When a church is over populated with immature Christians its game play degrades to spastic chaos, as Satan jerks them around like puppets on a string. It is kind of like the other team having a play you just cannot figure out. They have the ball, they bring it down the court and then the ball disappears right in front of your eyes: that is until it goes through the hoop. To make matters worst, they successfully use the same play over and over again. That is exactly what Satan does with Christians who are highly vulnerable to sin and with churches that fail to combat sin in the congregation. We do not set out to sin and we have not given up on being good: Satan is simply out playing us.

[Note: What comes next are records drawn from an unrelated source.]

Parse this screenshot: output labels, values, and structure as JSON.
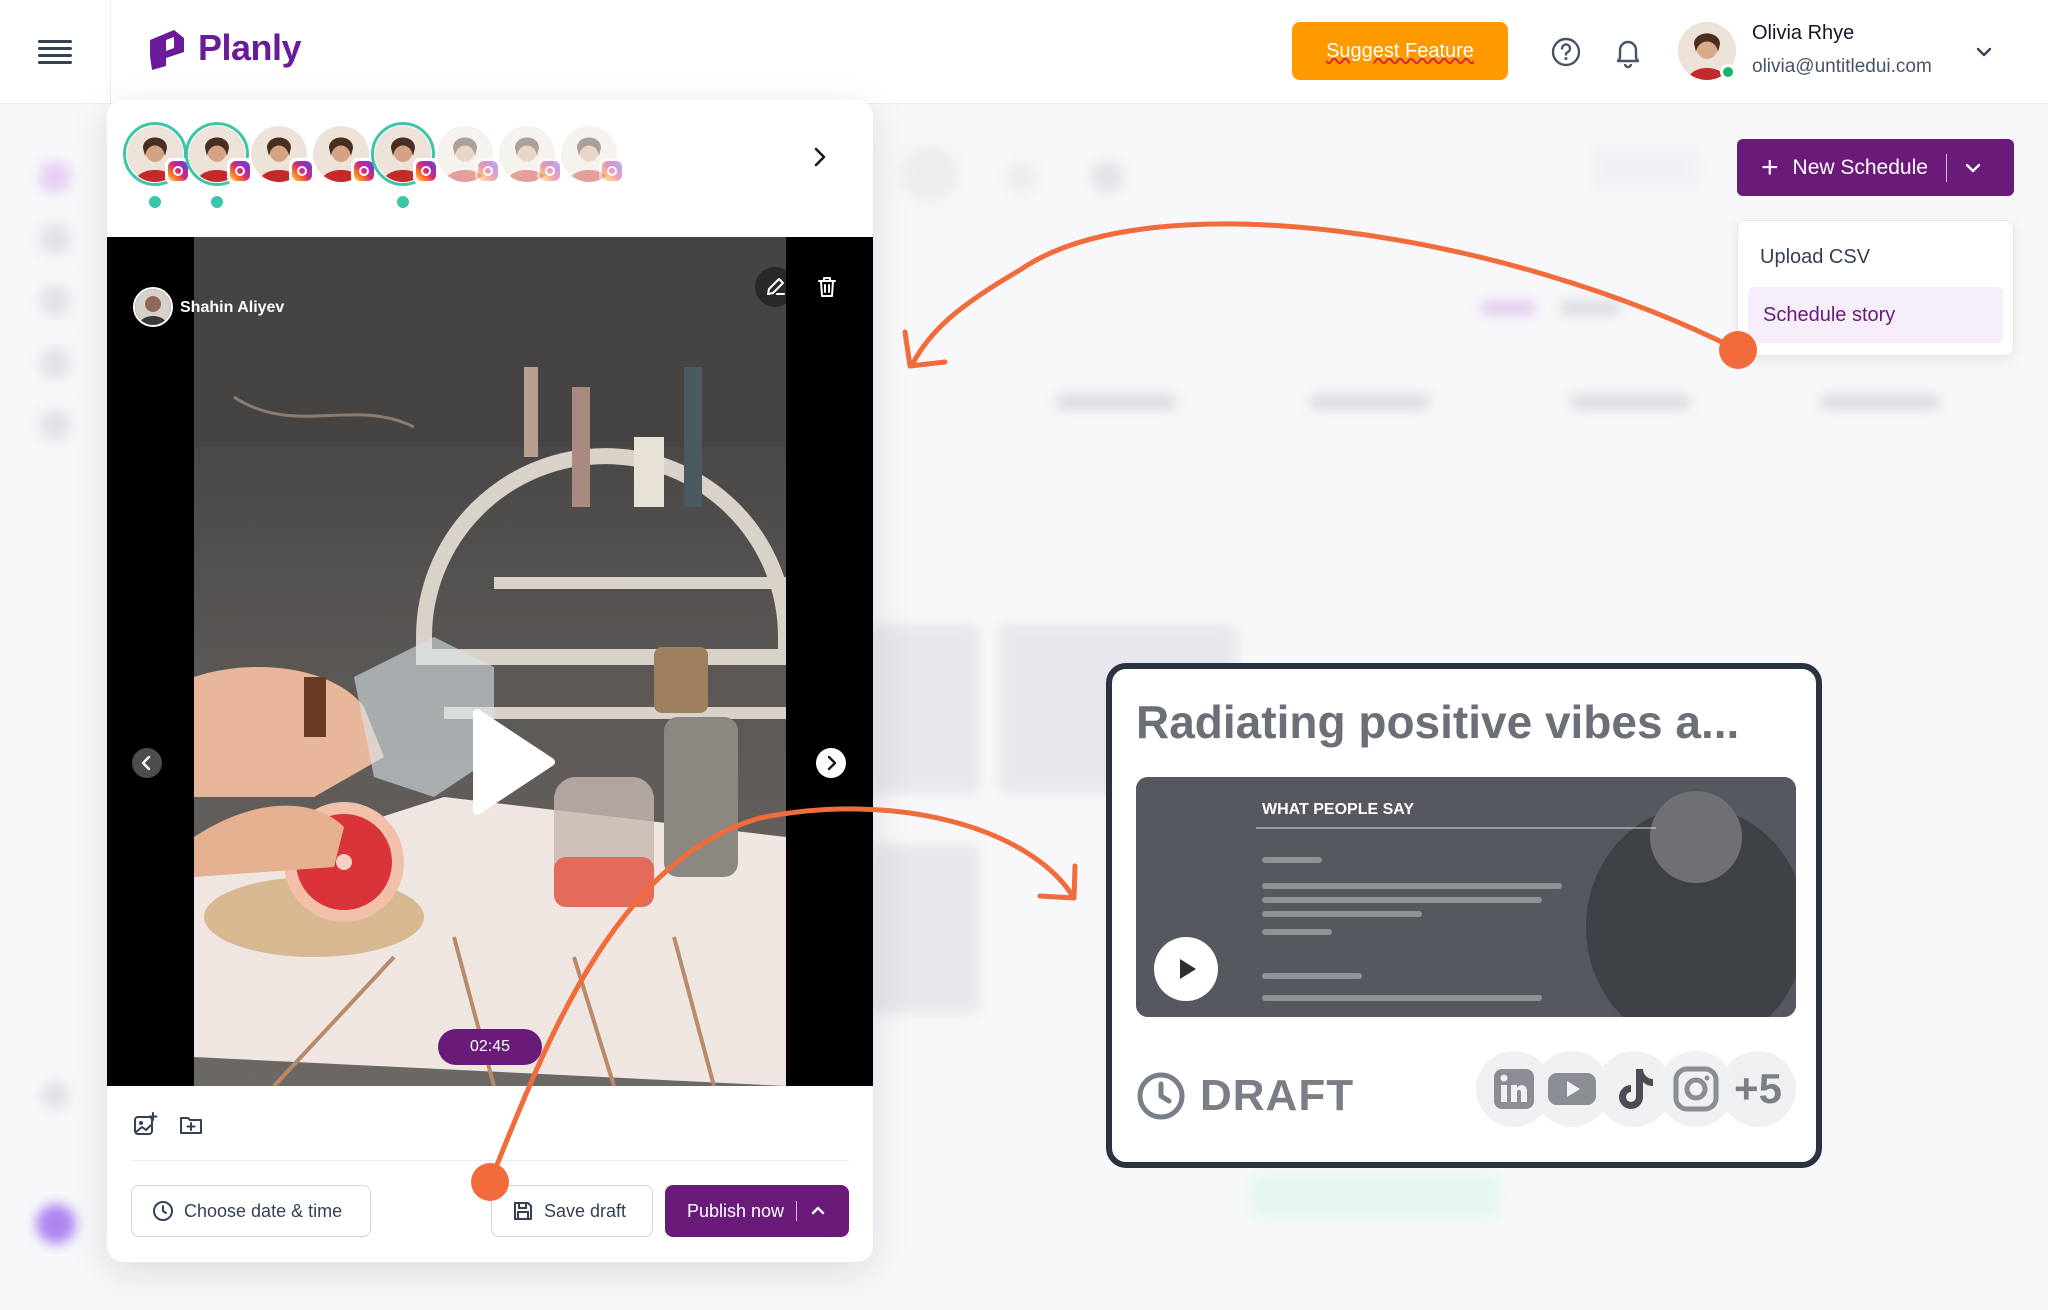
{
  "app": {
    "name": "Planly"
  },
  "header": {
    "suggest_label": "Suggest Feature",
    "user": {
      "name": "Olivia Rhye",
      "email": "olivia@untitledui.com"
    }
  },
  "schedule": {
    "new_label": "New Schedule",
    "menu": [
      "Upload CSV",
      "Schedule story"
    ]
  },
  "story": {
    "author": "Shahin Aliyev",
    "duration": "02:45",
    "choose_label": "Choose date & time",
    "save_label": "Save draft",
    "publish_label": "Publish now",
    "accounts": [
      {
        "platform": "instagram",
        "active": true
      },
      {
        "platform": "instagram",
        "active": true
      },
      {
        "platform": "instagram",
        "active": false
      },
      {
        "platform": "instagram",
        "active": false
      },
      {
        "platform": "instagram",
        "active": true
      },
      {
        "platform": "instagram",
        "active": false,
        "dimmed": true
      },
      {
        "platform": "instagram",
        "active": false,
        "dimmed": true
      },
      {
        "platform": "instagram",
        "active": false,
        "dimmed": true
      }
    ]
  },
  "preview": {
    "title": "Radiating positive vibes a...",
    "media_heading": "WHAT PEOPLE SAY",
    "status": "DRAFT",
    "more_platforms": "+5",
    "platforms": [
      "linkedin-icon",
      "youtube-icon",
      "tiktok-icon",
      "instagram-icon"
    ]
  },
  "colors": {
    "brand": "#6a1b7a",
    "accent": "#ff9900",
    "annotation": "#f26b3a",
    "active_ring": "#3cc6a8"
  }
}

For a congregation to field a team, that can beat Satan on the basketball court of life, they need: good mature Christian players; biblically qualified and God called shepherds (elders); and they need a good game plan. Even when we are properly prepared and well led, however, we can fail if our head is not in the game. Paul told the Colossians (Colossians 3:1-11) that they must keep their minds set on the game. When a champion high school team walks out on the court you can bet that their mind is on the game. Before becoming a basketball player the individuals on the team were just like the other kids in their class. But, now they have the power to set aside personal problems; they swallow the pain of injuries; and they can totally focus on playing the game. In the same way, a Christian needs to listen to Paul who told the Colossians that they needed to put to death any desire for sin and unclean living because they were a new creation. Paul would tell them: “now you are a player on Christ’s team so put on the new person and play like the Christian you are.” This is true for the individual Christian and it is true for the Christian congregation.


To succeed in the game of life we must have our head in the game and remain vigilant to all forms of sin. It is not difficult to see the common sins of: anger, hatred, violence, steeling, cheating, meanness, foul language and the like. It is far more difficult, however, to see the hidden sins that keep us from having our head in the game. When we allow things such as: lust, uncontrolled habits, hurt feelings, jealousy, non-commitment, doubt, and fear to live in our mind we are in grave danger of hidden sin. No one else may see these sins but they will eventually keep us from playing up to our full potential.

As we mature as Christians we should gradually subdue, by the operation of grace, our submission to sin both expressed and hidden. As we gain control over sin in our life, we will also experience an improvement in our performance on the court of life. Paul told Timothy (1 Timothy 4:8) that physical training is good for the body, but if you are to win on the court of life, and in the life to come, you also need to concentrate on training for godliness. Take time to read about … pray about … think about … and praise God: for the opportunity to be a Christian player on the basketball court of life. The more you walk with God the more you will defeat sin and the more you conquer sin the better player you will become.

When Christ freed us from our bondage to sin He placed us on the basketball court of life. Therefore, if you are a Christian you are a player! If you are a mature Christian you are the starting string. Everyone else in life is a slothful spectator: destined to eternal failure. Every Christian can rejoice in the knowledge that we are all free from the condemnation of sin: because Christ took our punishment for us. We now fight a battle against sin; and, without faith it is impossible to become a starting player. The writer of Hebrews (Hebrews 11:6) said: For everyone who comes to God must believe that He is, and that He will reward those who diligently seek Him. Sin does not have to rule in our minds and bodies because we now have the Spirit of God to empower us in this new life as a Christian player on the basketball court of life.